> [What you are asked to do]:
Write out the records word for word, with no pictures.

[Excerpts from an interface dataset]
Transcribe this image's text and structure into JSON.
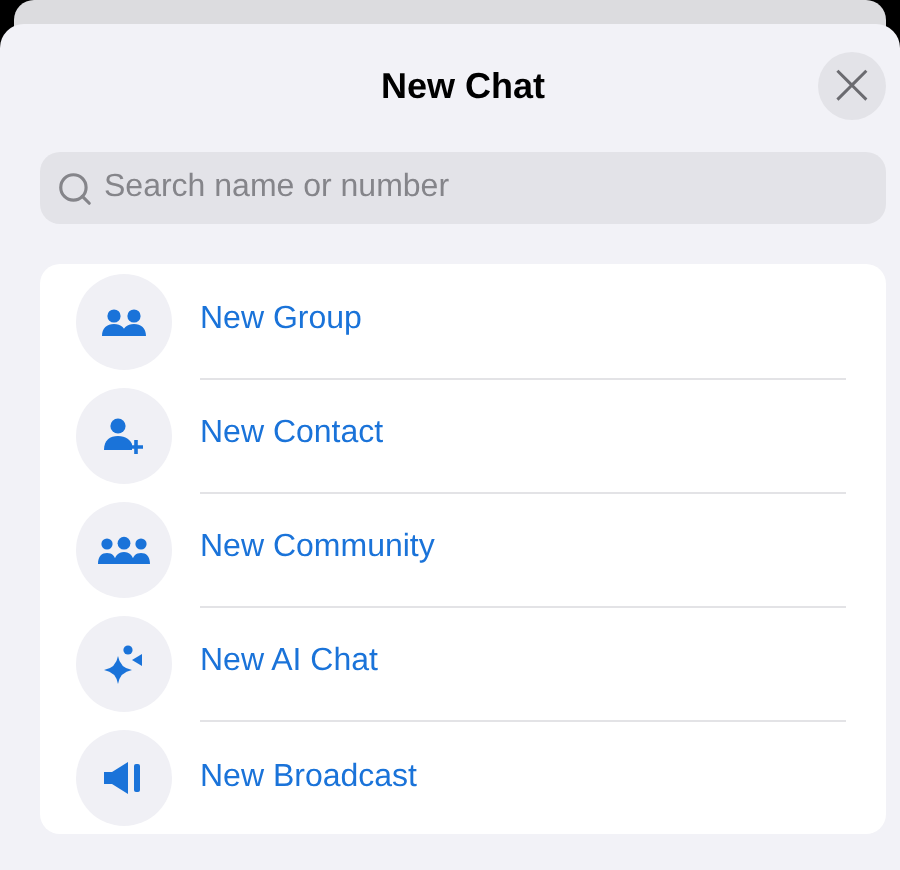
{
  "sheet": {
    "title": "New Chat",
    "close_label": "×"
  },
  "search": {
    "placeholder": "Search name or number"
  },
  "actions": [
    {
      "kind": "group",
      "label": "New Group"
    },
    {
      "kind": "contact",
      "label": "New Contact"
    },
    {
      "kind": "community",
      "label": "New Community"
    },
    {
      "kind": "ai",
      "label": "New AI Chat"
    },
    {
      "kind": "broadcast",
      "label": "New Broadcast"
    }
  ]
}
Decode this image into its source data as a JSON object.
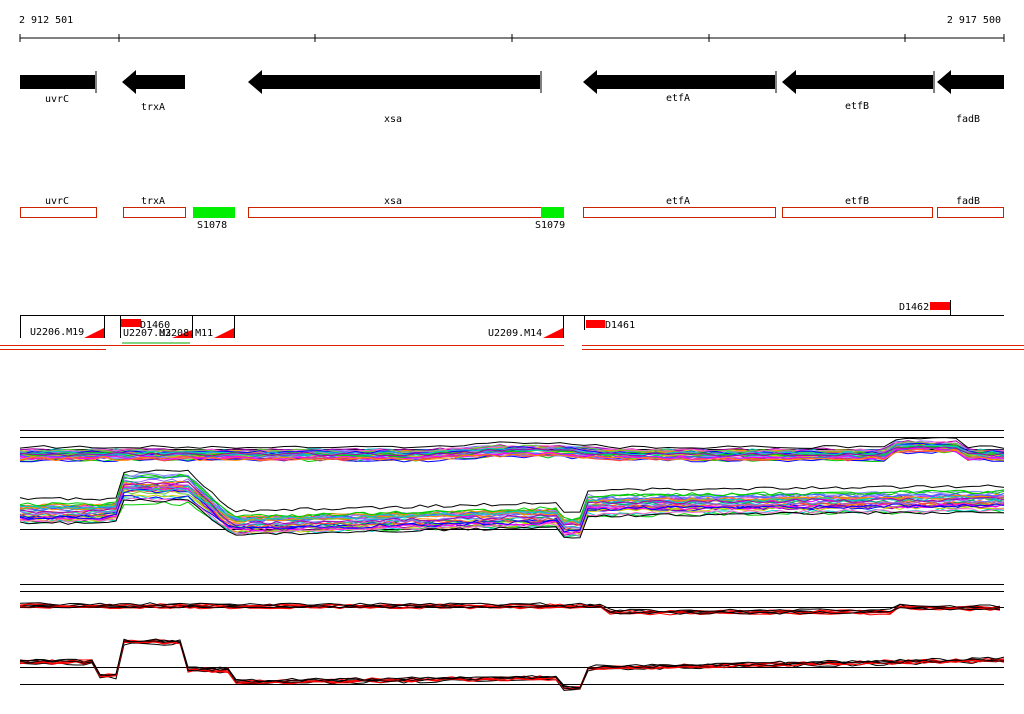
{
  "coords": {
    "start": "2 912 501",
    "end": "2 917 500"
  },
  "genes": [
    {
      "name": "uvrC",
      "strand": "+"
    },
    {
      "name": "trxA",
      "strand": "-"
    },
    {
      "name": "xsa",
      "strand": "-"
    },
    {
      "name": "etfA",
      "strand": "-"
    },
    {
      "name": "etfB",
      "strand": "-"
    },
    {
      "name": "fadB",
      "strand": "-"
    }
  ],
  "annotation_genes": [
    "uvrC",
    "trxA",
    "xsa",
    "etfA",
    "etfB",
    "fadB"
  ],
  "sites": [
    "S1078",
    "S1079"
  ],
  "features": [
    "D1460",
    "D1461",
    "D1462"
  ],
  "probes": [
    "U2206.M19",
    "U2207.M3",
    "U2208.M11",
    "U2209.M14"
  ],
  "colors": {
    "gene_box": "#000000",
    "annotation_outline": "#cc2200",
    "site": "#00ee00",
    "feature": "#ff0000",
    "track_line": "#000000"
  },
  "tracks": [
    "multi-colored expression profiles",
    "black/red expression profiles"
  ]
}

> [Task output]:
Transcribe this image's text and structure into JSON.
{
  "sheet": {
    "title": "New Chat",
    "close_label": "×"
  },
  "search": {
    "placeholder": "Search name or number"
  },
  "actions": [
    {
      "kind": "group",
      "label": "New Group"
    },
    {
      "kind": "contact",
      "label": "New Contact"
    },
    {
      "kind": "community",
      "label": "New Community"
    },
    {
      "kind": "ai",
      "label": "New AI Chat"
    },
    {
      "kind": "broadcast",
      "label": "New Broadcast"
    }
  ]
}
Decode this image into its source data as a JSON object.
{
  "coords": {
    "start": "2 912 501",
    "end": "2 917 500"
  },
  "genes": [
    {
      "name": "uvrC",
      "strand": "+"
    },
    {
      "name": "trxA",
      "strand": "-"
    },
    {
      "name": "xsa",
      "strand": "-"
    },
    {
      "name": "etfA",
      "strand": "-"
    },
    {
      "name": "etfB",
      "strand": "-"
    },
    {
      "name": "fadB",
      "strand": "-"
    }
  ],
  "annotation_genes": [
    "uvrC",
    "trxA",
    "xsa",
    "etfA",
    "etfB",
    "fadB"
  ],
  "sites": [
    "S1078",
    "S1079"
  ],
  "features": [
    "D1460",
    "D1461",
    "D1462"
  ],
  "probes": [
    "U2206.M19",
    "U2207.M3",
    "U2208.M11",
    "U2209.M14"
  ],
  "colors": {
    "gene_box": "#000000",
    "annotation_outline": "#cc2200",
    "site": "#00ee00",
    "feature": "#ff0000",
    "track_line": "#000000"
  },
  "tracks": [
    "multi-colored expression profiles",
    "black/red expression profiles"
  ]
}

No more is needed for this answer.